-- Assignment --
Repeat the data exactly, leaving out any image.

-- Source data --
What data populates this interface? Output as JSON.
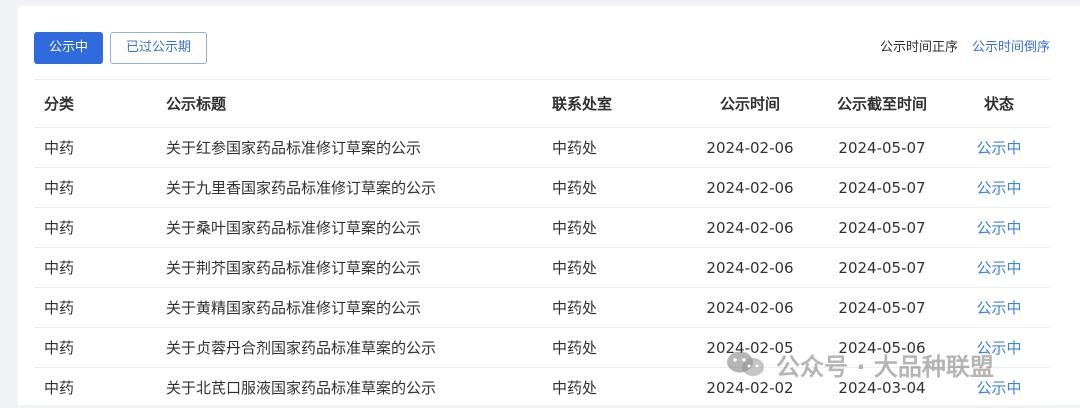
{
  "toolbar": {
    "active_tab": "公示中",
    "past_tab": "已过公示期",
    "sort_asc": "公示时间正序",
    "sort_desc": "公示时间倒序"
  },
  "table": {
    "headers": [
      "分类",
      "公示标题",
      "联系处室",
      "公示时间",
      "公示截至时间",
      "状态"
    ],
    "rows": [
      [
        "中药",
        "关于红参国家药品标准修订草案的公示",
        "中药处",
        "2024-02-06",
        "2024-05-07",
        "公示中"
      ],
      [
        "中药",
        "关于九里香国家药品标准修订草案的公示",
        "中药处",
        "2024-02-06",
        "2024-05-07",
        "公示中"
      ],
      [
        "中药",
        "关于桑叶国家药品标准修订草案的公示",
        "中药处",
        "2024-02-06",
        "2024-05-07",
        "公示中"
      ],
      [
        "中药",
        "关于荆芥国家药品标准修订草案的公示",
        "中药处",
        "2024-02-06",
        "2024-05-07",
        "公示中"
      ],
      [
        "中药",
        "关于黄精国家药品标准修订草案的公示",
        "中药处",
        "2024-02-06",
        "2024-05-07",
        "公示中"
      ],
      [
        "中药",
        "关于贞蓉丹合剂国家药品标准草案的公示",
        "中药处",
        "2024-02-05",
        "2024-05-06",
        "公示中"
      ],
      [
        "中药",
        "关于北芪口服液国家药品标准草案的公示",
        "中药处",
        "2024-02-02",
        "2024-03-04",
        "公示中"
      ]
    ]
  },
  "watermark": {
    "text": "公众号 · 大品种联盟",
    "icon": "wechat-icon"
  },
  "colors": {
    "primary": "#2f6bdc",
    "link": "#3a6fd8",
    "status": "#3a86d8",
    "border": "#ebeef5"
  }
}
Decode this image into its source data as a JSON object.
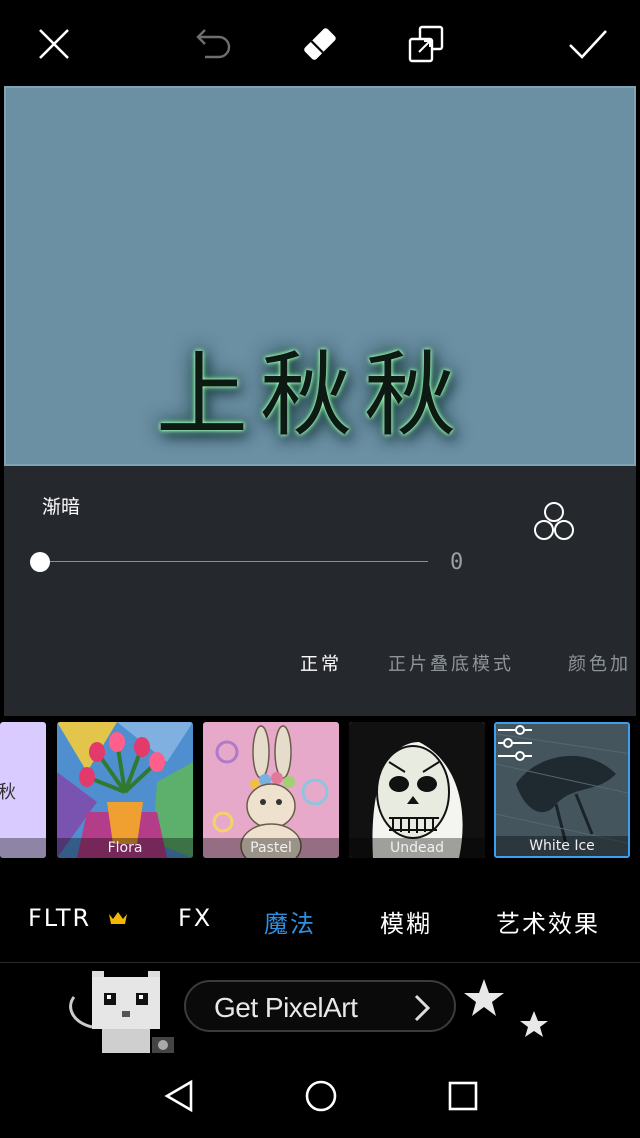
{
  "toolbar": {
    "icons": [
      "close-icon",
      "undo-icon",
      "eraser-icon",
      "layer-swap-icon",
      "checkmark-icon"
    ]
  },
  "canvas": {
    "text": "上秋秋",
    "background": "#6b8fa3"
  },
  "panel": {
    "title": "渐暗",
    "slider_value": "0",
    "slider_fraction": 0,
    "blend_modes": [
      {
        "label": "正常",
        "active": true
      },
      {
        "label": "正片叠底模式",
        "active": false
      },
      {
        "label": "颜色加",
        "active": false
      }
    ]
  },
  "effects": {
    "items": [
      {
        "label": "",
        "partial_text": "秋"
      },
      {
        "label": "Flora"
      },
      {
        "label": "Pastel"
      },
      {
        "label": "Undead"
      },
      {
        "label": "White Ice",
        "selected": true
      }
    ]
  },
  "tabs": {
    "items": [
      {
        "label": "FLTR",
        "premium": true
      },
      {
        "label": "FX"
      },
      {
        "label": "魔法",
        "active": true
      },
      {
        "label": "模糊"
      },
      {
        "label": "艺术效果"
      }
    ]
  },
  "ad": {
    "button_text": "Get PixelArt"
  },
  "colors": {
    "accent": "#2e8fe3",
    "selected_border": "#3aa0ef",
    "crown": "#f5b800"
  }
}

-- Answer for the task --
What data populates this interface? Output as JSON.
{
  "toolbar": {
    "active_tab": "公示中",
    "past_tab": "已过公示期",
    "sort_asc": "公示时间正序",
    "sort_desc": "公示时间倒序"
  },
  "table": {
    "headers": [
      "分类",
      "公示标题",
      "联系处室",
      "公示时间",
      "公示截至时间",
      "状态"
    ],
    "rows": [
      [
        "中药",
        "关于红参国家药品标准修订草案的公示",
        "中药处",
        "2024-02-06",
        "2024-05-07",
        "公示中"
      ],
      [
        "中药",
        "关于九里香国家药品标准修订草案的公示",
        "中药处",
        "2024-02-06",
        "2024-05-07",
        "公示中"
      ],
      [
        "中药",
        "关于桑叶国家药品标准修订草案的公示",
        "中药处",
        "2024-02-06",
        "2024-05-07",
        "公示中"
      ],
      [
        "中药",
        "关于荆芥国家药品标准修订草案的公示",
        "中药处",
        "2024-02-06",
        "2024-05-07",
        "公示中"
      ],
      [
        "中药",
        "关于黄精国家药品标准修订草案的公示",
        "中药处",
        "2024-02-06",
        "2024-05-07",
        "公示中"
      ],
      [
        "中药",
        "关于贞蓉丹合剂国家药品标准草案的公示",
        "中药处",
        "2024-02-05",
        "2024-05-06",
        "公示中"
      ],
      [
        "中药",
        "关于北芪口服液国家药品标准草案的公示",
        "中药处",
        "2024-02-02",
        "2024-03-04",
        "公示中"
      ]
    ]
  },
  "watermark": {
    "text": "公众号 · 大品种联盟",
    "icon": "wechat-icon"
  },
  "colors": {
    "primary": "#2f6bdc",
    "link": "#3a6fd8",
    "status": "#3a86d8",
    "border": "#ebeef5"
  }
}
Decode this image into its source data as a JSON object.
{
  "toolbar": {
    "icons": [
      "close-icon",
      "undo-icon",
      "eraser-icon",
      "layer-swap-icon",
      "checkmark-icon"
    ]
  },
  "canvas": {
    "text": "上秋秋",
    "background": "#6b8fa3"
  },
  "panel": {
    "title": "渐暗",
    "slider_value": "0",
    "slider_fraction": 0,
    "blend_modes": [
      {
        "label": "正常",
        "active": true
      },
      {
        "label": "正片叠底模式",
        "active": false
      },
      {
        "label": "颜色加",
        "active": false
      }
    ]
  },
  "effects": {
    "items": [
      {
        "label": "",
        "partial_text": "秋"
      },
      {
        "label": "Flora"
      },
      {
        "label": "Pastel"
      },
      {
        "label": "Undead"
      },
      {
        "label": "White Ice",
        "selected": true
      }
    ]
  },
  "tabs": {
    "items": [
      {
        "label": "FLTR",
        "premium": true
      },
      {
        "label": "FX"
      },
      {
        "label": "魔法",
        "active": true
      },
      {
        "label": "模糊"
      },
      {
        "label": "艺术效果"
      }
    ]
  },
  "ad": {
    "button_text": "Get PixelArt"
  },
  "colors": {
    "accent": "#2e8fe3",
    "selected_border": "#3aa0ef",
    "crown": "#f5b800"
  }
}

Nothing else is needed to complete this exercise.